(Romans 5:8)

God’s giving us salvation that we did not deserve is what is referred to as God’s grace.

I said that because of Christ’s sacrifice, we “could” be forgiven. That is because this forgiveness was not forced on us. The second half of a verse I quoted above from Ephesians 2 said that we are saved by grace…through faith.

This just means that if we do not believe in (and accept) God or Jesus or what either of them did for us, then we are not saved. We have not “received” forgiveness. We have not “accepted” Jesus, or “come to Christ.”

I want to clarify here that it is the act, God’s act, that saved us.

Our faith did not save us. Rather, we are to have faith and acceptance in God’s grace in order to realize it. Denying God’s grace denies us of God’s grace.

So it is through faith that we are able to realize and accept that by God’s grace, we experience salvation.

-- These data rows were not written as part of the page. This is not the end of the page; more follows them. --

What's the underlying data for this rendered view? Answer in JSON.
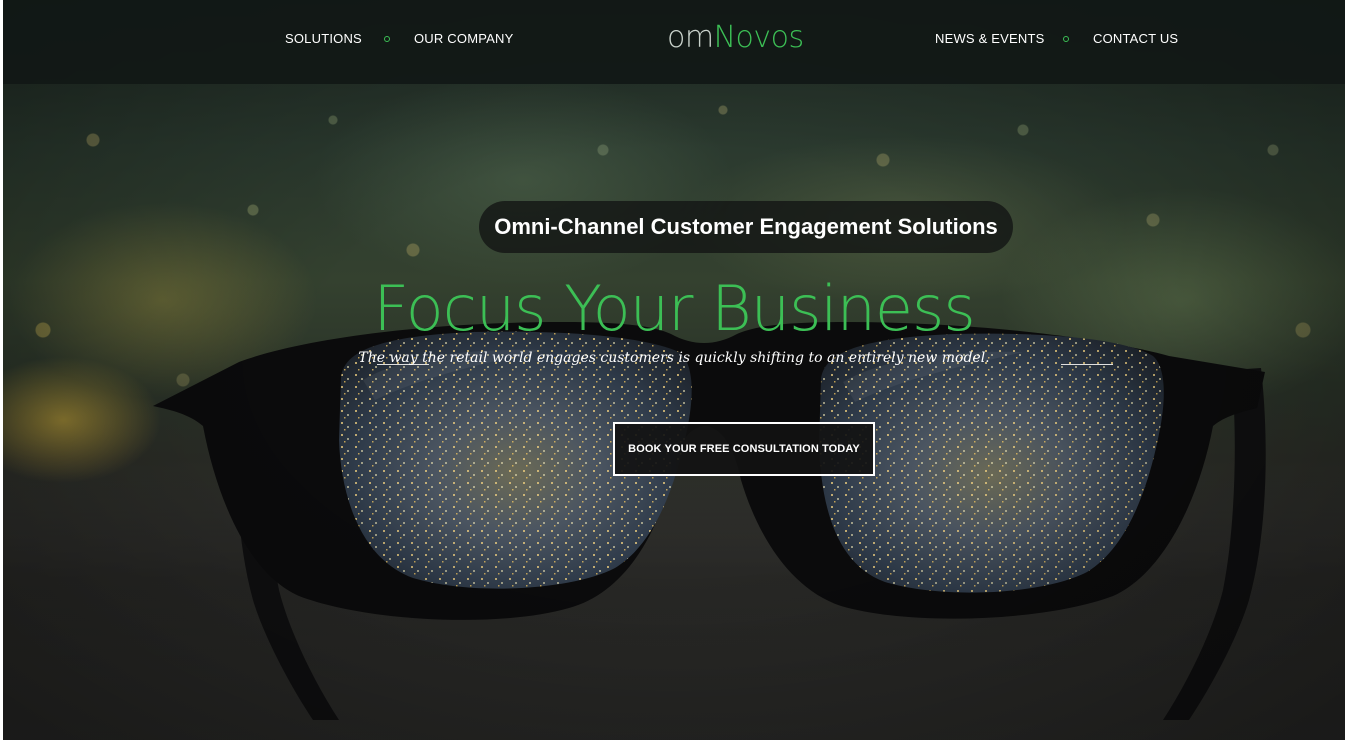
{
  "header": {
    "logo": {
      "part1": "om",
      "part2": "Novos"
    },
    "nav_left": [
      {
        "label": "SOLUTIONS"
      },
      {
        "label": "OUR COMPANY"
      }
    ],
    "nav_right": [
      {
        "label": "NEWS & EVENTS"
      },
      {
        "label": "CONTACT US"
      }
    ],
    "separator_icon": "circle-dot-icon"
  },
  "hero": {
    "tagline": "Omni-Channel Customer Engagement Solutions",
    "headline": "Focus Your Business",
    "subheadline": "The way the retail world engages customers is quickly shifting to an entirely new model.",
    "cta_label": "BOOK YOUR FREE CONSULTATION TODAY",
    "background_image": "eyeglasses-over-city-night-image"
  },
  "colors": {
    "accent": "#3cbf55",
    "header_bg": "#111816",
    "text": "#ffffff"
  }
}
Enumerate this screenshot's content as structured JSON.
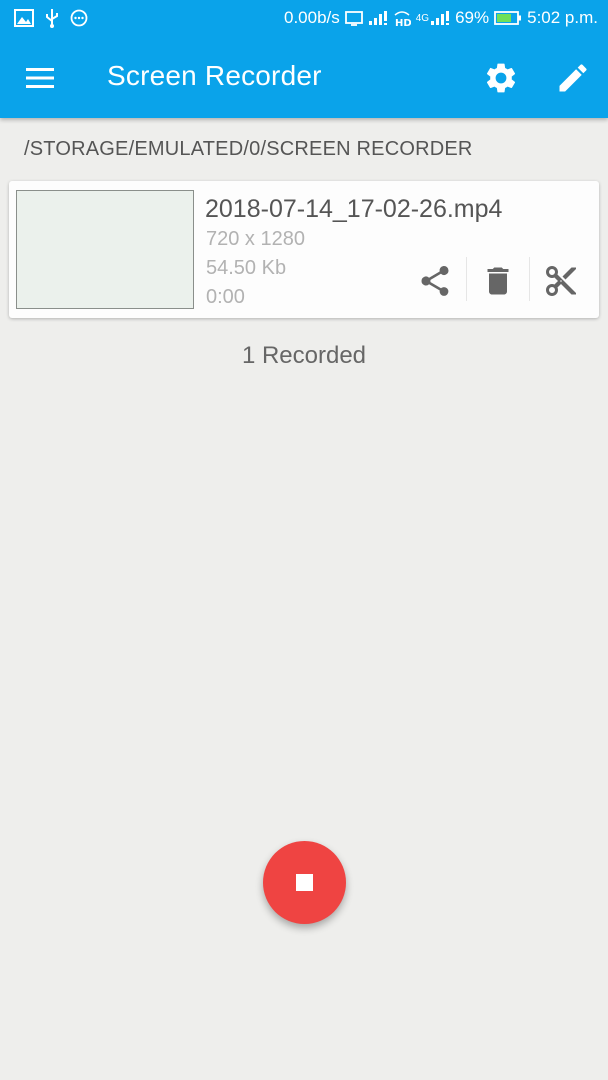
{
  "status_bar": {
    "net_speed": "0.00b/s",
    "network_type": "4G",
    "battery": "69%",
    "time": "5:02 p.m.",
    "icons_left": [
      "image-icon",
      "usb-icon",
      "more-circle-icon"
    ],
    "icons_right": [
      "cast-icon",
      "signal-icon",
      "hd-icon",
      "signal-4g-icon",
      "battery-icon"
    ]
  },
  "toolbar": {
    "title": "Screen Recorder",
    "color": "#0aa3ea",
    "icons": [
      "menu-icon",
      "gear-icon",
      "pencil-icon"
    ]
  },
  "path": "/STORAGE/EMULATED/0/SCREEN RECORDER",
  "recordings": [
    {
      "filename": "2018-07-14_17-02-26.mp4",
      "resolution": "720 x 1280",
      "size": "54.50 Kb",
      "duration": "0:00",
      "actions": [
        "share-icon",
        "trash-icon",
        "scissors-icon"
      ]
    }
  ],
  "count_label": "1 Recorded",
  "fab": {
    "icon": "stop-icon",
    "color": "#ef4442"
  }
}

And this faith – as the verse continues – is not something great, or reasonable, or responsible that we did. We did not do it. God did that too. That faith, like God’s grace, is also a gift from God. So we can’t even take credit for (and boast about) that. About all we “can” do is consider ourselves blessed.

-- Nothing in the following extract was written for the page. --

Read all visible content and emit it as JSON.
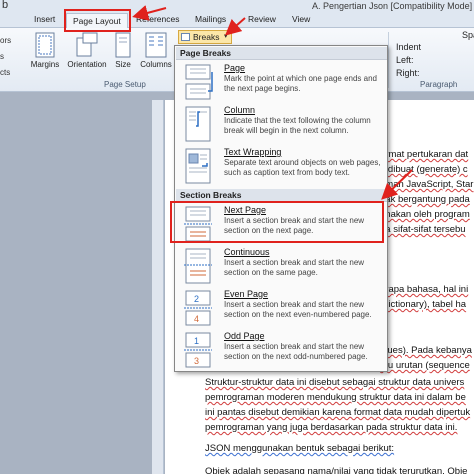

If you have recited the sinner’s prayer before, be not afraid. It does not now mean that you are not saved. If you are here, I pray it is because you now have faith in Jesus. And you were already saved before you ever recited that prayer.

You are not saved because you chose to go to heaven. You are not saved because you apologized to God. And you are not saved because you told Jesus, “come on over, you are welcome into my heart.”

He was there before you ever conceived of it.


Saved for Later is a blog for the recently – or almost – saved adult. To get more of the foundational truths that we were not taught in childhood, subscribe to this blog. Please ‘like’, comment, and share!

Scripture quotations are from the ESV® Bible (The Holy Bible, English Standard Version®), copyright © 2001 by Crossway, a publishing ministry of Good News Publishers. Used by permission. All rights reserved.